The tongue-twisting wordplay of Bruce Degen’s Daddy Is a Doodlebug makes for a uniquely entertaining book about the relationship between father and child, without any of the syrupy preciousness which is all too common in picture books about parents and kids. Read the rest of this entry »

facebooktwittergoogle_plusredditpinterestlinkedintumblrmailfacebooktwittergoogle_plusredditpinterestlinkedintumblrmail
One, Two, Tree!
Feb 7th, 2010 by Noodlenuts

One dizzy ant totters up the tree.

Two dream lizards follow lazily.

Like all of Anushka Ravishankar’s books that I have thus far encountered, One, Two, Tree! is notable for its inventiveness, originality, clever choice of words, and general uniqueness. Read the rest of this entry »

facebooktwittergoogle_plusredditpinterestlinkedintumblrmailfacebooktwittergoogle_plusredditpinterestlinkedintumblrmail
Everywhere the Cow Says “Moo!”
Feb 5th, 2010 by Noodlenuts

How do animals sound in other languages?

A visit with a dog, a frog, a duck, and a rooster may surprise you.

We’ve all seen more than our share of baby books about animal sounds—farm animal sounds, wild animal sounds, etc., etc., ad nauseum. They’re fun (and it’s even more fun listening to the little ones try to emulate the noises), but they do get tiresome after a while.

But what if you could use a book of animal sounds as an introduction to the idea of other languages? Read the rest of this entry »
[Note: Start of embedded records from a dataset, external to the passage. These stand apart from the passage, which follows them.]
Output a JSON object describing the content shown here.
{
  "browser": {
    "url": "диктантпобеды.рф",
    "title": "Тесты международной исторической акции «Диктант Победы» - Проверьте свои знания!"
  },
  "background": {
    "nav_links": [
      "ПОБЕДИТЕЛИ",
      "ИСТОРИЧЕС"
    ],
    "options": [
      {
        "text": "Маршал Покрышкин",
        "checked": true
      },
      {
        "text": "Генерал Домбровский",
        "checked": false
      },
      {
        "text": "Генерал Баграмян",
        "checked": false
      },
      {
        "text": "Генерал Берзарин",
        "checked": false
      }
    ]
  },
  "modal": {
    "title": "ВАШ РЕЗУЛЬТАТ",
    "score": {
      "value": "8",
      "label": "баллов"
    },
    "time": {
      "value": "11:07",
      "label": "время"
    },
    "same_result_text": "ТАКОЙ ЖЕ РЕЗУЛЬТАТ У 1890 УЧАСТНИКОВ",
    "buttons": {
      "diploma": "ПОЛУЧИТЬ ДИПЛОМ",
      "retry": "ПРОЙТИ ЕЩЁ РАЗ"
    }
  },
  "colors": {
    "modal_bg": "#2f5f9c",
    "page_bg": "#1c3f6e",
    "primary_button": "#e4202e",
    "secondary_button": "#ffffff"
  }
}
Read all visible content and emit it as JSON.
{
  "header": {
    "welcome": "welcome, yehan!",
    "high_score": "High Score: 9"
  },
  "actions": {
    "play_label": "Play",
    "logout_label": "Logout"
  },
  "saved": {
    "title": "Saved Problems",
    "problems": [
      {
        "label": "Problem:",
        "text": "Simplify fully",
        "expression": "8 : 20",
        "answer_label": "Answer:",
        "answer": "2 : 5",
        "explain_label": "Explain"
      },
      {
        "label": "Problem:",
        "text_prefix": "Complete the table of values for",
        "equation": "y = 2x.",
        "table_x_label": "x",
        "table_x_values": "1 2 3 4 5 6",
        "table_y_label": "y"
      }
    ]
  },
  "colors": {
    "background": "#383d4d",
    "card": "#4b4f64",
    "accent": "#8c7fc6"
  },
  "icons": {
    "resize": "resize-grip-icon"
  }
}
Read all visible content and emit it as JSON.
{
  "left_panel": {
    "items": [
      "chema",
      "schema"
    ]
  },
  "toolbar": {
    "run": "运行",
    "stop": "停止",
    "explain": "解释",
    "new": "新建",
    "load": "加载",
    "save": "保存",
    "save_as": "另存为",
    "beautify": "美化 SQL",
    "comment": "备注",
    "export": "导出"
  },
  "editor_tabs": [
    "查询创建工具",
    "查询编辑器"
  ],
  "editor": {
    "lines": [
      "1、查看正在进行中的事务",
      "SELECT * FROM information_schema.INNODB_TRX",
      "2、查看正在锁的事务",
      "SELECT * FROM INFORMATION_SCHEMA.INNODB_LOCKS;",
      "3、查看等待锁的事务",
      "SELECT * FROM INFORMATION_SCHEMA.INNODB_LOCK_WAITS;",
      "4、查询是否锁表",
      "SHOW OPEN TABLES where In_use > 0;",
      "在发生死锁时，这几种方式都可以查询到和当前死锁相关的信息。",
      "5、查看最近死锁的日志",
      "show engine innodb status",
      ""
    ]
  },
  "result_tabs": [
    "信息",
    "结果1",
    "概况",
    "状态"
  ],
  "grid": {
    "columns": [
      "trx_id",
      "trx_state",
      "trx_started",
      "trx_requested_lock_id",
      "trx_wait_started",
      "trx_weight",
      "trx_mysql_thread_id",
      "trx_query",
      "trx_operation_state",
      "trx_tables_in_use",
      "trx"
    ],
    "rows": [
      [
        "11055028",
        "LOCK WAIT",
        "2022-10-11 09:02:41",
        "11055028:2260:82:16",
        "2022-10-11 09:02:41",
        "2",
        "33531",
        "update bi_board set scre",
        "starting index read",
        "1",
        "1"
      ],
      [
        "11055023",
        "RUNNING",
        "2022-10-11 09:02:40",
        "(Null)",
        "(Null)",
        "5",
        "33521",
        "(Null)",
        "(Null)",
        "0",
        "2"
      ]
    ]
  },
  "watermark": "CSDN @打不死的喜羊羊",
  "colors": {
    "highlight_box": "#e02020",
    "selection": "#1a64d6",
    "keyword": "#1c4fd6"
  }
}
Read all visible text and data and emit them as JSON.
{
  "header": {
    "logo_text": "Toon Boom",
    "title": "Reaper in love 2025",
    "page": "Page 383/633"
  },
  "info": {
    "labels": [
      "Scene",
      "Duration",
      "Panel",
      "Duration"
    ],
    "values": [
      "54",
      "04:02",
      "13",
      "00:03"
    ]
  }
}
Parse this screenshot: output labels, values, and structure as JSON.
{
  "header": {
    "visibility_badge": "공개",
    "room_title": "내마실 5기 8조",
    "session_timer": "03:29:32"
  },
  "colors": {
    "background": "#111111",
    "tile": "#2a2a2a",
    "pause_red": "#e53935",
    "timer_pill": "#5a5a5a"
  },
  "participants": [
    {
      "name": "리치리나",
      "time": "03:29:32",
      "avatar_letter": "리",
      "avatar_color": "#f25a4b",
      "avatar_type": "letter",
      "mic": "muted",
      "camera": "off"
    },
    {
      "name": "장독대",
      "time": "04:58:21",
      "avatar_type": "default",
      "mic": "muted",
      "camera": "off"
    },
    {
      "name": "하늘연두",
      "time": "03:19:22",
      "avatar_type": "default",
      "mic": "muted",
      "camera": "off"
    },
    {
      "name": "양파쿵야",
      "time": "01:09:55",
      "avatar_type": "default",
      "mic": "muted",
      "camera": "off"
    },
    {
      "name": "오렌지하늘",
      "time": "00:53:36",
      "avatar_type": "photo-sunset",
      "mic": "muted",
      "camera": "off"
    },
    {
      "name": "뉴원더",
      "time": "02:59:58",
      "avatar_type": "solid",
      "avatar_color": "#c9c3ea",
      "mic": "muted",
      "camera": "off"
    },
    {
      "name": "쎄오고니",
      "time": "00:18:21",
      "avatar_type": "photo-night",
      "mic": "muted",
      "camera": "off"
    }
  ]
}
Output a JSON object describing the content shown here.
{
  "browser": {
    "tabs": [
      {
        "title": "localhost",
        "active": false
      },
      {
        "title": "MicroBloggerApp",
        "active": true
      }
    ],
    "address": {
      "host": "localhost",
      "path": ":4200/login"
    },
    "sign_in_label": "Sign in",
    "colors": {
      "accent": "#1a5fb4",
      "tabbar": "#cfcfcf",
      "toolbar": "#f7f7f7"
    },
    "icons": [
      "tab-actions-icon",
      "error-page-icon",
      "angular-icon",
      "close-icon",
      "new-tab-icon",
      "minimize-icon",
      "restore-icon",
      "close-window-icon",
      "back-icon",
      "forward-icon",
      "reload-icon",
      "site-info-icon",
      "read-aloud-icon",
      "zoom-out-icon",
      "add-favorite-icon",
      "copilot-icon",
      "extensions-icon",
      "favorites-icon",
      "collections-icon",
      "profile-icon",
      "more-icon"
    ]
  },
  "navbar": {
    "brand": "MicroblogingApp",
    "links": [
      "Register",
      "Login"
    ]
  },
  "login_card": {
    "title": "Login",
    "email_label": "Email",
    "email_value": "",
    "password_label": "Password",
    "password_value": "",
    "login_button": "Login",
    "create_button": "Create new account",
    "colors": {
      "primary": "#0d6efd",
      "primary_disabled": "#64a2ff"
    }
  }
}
facebooktwittergoogle_plusredditpinterestlinkedintumblrmailfacebooktwittergoogle_plusredditpinterestlinkedintumblrmail
SIDEBAR
»
S
I
D
E
B
A
R
«
»  Substance:WordPress   »  Style:Ahren Ahimsa
/home/noodlenu/public_html/wordpress/wp-content/themestore/ahimsa/footer-custom.php